_Problem description_
Say the data back exactly as it is written below.

(Web page and app entries)
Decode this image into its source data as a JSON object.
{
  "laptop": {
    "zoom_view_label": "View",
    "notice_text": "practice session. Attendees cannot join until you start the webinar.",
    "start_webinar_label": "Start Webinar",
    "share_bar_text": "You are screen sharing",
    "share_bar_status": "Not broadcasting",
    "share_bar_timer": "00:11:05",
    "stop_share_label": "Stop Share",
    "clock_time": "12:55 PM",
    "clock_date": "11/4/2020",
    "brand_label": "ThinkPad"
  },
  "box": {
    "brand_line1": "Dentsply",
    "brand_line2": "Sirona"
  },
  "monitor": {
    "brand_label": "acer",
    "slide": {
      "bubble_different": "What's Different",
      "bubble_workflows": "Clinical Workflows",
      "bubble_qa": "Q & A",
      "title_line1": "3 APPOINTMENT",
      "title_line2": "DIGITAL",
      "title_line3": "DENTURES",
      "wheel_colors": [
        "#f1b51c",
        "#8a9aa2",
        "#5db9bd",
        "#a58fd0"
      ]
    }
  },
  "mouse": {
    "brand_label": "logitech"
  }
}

_Expected answer_
Decode this image into its source data as a JSON object.
{
  "laptop": {
    "zoom_view_label": "View",
    "notice_text": "practice session. Attendees cannot join until you start the webinar.",
    "start_webinar_label": "Start Webinar",
    "share_bar_text": "You are screen sharing",
    "share_bar_status": "Not broadcasting",
    "share_bar_timer": "00:11:05",
    "stop_share_label": "Stop Share",
    "clock_time": "12:55 PM",
    "clock_date": "11/4/2020",
    "brand_label": "ThinkPad"
  },
  "box": {
    "brand_line1": "Dentsply",
    "brand_line2": "Sirona"
  },
  "monitor": {
    "brand_label": "acer",
    "slide": {
      "bubble_different": "What's Different",
      "bubble_workflows": "Clinical Workflows",
      "bubble_qa": "Q & A",
      "title_line1": "3 APPOINTMENT",
      "title_line2": "DIGITAL",
      "title_line3": "DENTURES",
      "wheel_colors": [
        "#f1b51c",
        "#8a9aa2",
        "#5db9bd",
        "#a58fd0"
      ]
    }
  },
  "mouse": {
    "brand_label": "logitech"
  }
}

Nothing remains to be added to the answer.